Casa Tartufo was featured not once but twice in the Life! Section on Sunday. One of the reviews was written by the very talented food writer Wong Ah Yoke and he seemed mighty pleased with his meal. The concept of the restaurant was actually enough to intrigue me but reading about it made me even more excited about having a meal there.
I was all psyched up to have truffles all the way for appetizers, main course to desserts. Needless to say I adore that mushroomy, woody aroma that truffles have and I was prepared to be blown away by its fragrance!
A small bread basket of warm baguettes served with piped bayleaf butter
The chilly weather seemed to have chased everyone away because we were the only family there for lunch that sunday.
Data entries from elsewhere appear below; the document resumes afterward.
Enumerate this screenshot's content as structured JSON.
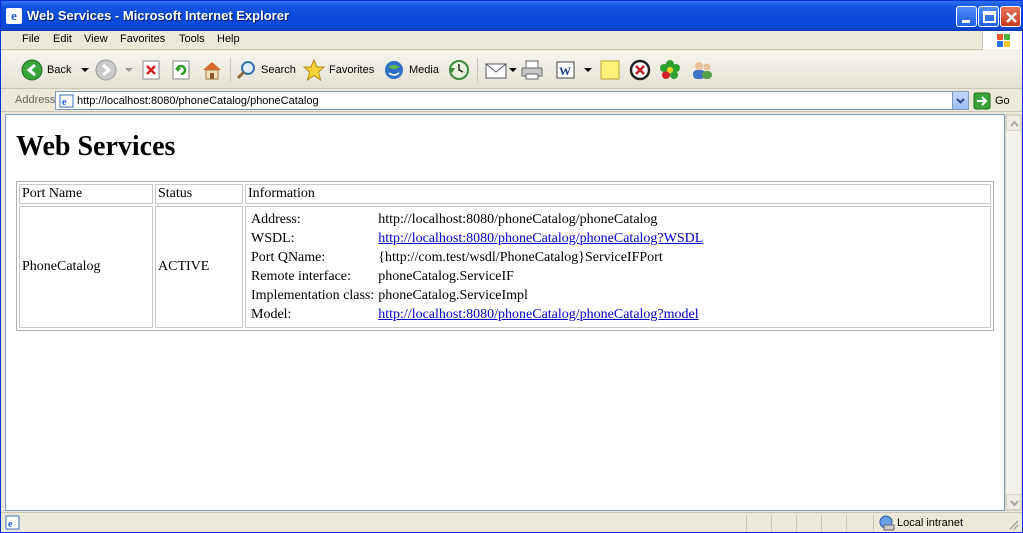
{
  "window": {
    "title": "Web Services - Microsoft Internet Explorer"
  },
  "menu": [
    "File",
    "Edit",
    "View",
    "Favorites",
    "Tools",
    "Help"
  ],
  "toolbar": {
    "back_label": "Back",
    "search_label": "Search",
    "favorites_label": "Favorites",
    "media_label": "Media"
  },
  "address": {
    "label": "Address",
    "url": "http://localhost:8080/phoneCatalog/phoneCatalog",
    "go_label": "Go"
  },
  "page": {
    "heading": "Web Services",
    "table": {
      "headers": [
        "Port Name",
        "Status",
        "Information"
      ],
      "row": {
        "port_name": "PhoneCatalog",
        "status": "ACTIVE",
        "info": [
          {
            "label": "Address:",
            "value": "http://localhost:8080/phoneCatalog/phoneCatalog",
            "link": false
          },
          {
            "label": "WSDL:",
            "value": "http://localhost:8080/phoneCatalog/phoneCatalog?WSDL",
            "link": true
          },
          {
            "label": "Port QName:",
            "value": "{http://com.test/wsdl/PhoneCatalog}ServiceIFPort",
            "link": false
          },
          {
            "label": "Remote interface:",
            "value": "phoneCatalog.ServiceIF",
            "link": false
          },
          {
            "label": "Implementation class:",
            "value": "phoneCatalog.ServiceImpl",
            "link": false
          },
          {
            "label": "Model:",
            "value": "http://localhost:8080/phoneCatalog/phoneCatalog?model",
            "link": true
          }
        ]
      }
    }
  },
  "statusbar": {
    "zone": "Local intranet"
  },
  "colors": {
    "titlebar": "#0a48d8",
    "link": "#0000cc",
    "chrome": "#ece9d8"
  }
}
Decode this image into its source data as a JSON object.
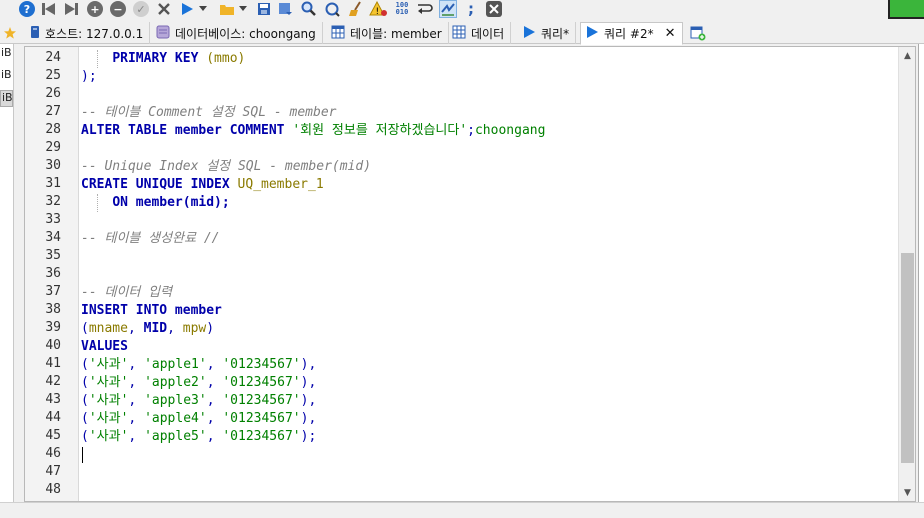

Thankfully, service was unintrusive yet very helpful when the time came. Ash, our waiter was knowledgeable about the dishes, giving us detailed descriptions of what to expect. Impeccable service no less from a fine dining restuarant!
Scrambled eggs, Morel Mushrooms and Creamy Truffle sauce
The scrambled eggs were done perfectly- soft and creamy but not over-the-top-rich. The truffle sauce gave it the luxe factor and why not add some wild morel mushroom heads for good measure? We made mini open-faced sandwiches of sorts with the baguette, bay leaf butter, scrambled eggs, lettuce and topped it off with some of the crispy-thin wafer that came with the scrambled eggs. Mushroomy goodness in every bite. It was clearly the best dish of all that we had.
French Onion Soup
The French Onion soup was uninspiring. I was expecting a piping hot soup in a bowl with baguette and melted cheese covering the top soaking up the soup but this came lukewarm and overly salted.
Day’s Special: Aglio olio with vegetables and some type of cheese
It was decent well executed aglio olio but nothing particularly mind-blowing. Well the name of the dish didn’t sound exceptionally interesting anyway, don’t know why dad chose it.
Capellini Aglio Oilio, Zuchinni, Red Sicilian Prawn
You can actually choose to have your prawn raw here, but mum opted otherwise. The sauce seemed to be some reddish prawn broth and it was evident that mum enjoyed slurping up her pasta. She finished up her mains first in fact!
Classic Tajarin With truffle sauce
The pasta was done al dente, and I especially liked the tajarin pasta which was thinner than tagliatelle. Because it’s crumpled, it managed to retain just a little bit of the creamy truffle sauce in its creases- delicious. Unfortunately the pasta came a tad dry possibly because it was cooked before the rest but served at the same time. When i first twirled my fork the pasta was in a lumpy mess and required quite a bit of mixing to loosen everything up.
I was expecting more truffle oomph here but the fragrance was tamed down to the bare minimum, for the better I guess. Instead of espresso soaked cakey savoiardi biscuits a crunchy version with the texture of wafers were used. I’m not very sure if I like the switch but I definitely enjoyed the luscious mascarpone cream.
True to the spirit of fine dining, portions here are small and not very filling. Mum felt that the food was not worth the buck but I beg to differ simply because having truffles for every course is too good an opportunity to be missed. Service was probably one of the better ones I’ve encountered too. Enough reasons for a visit I say!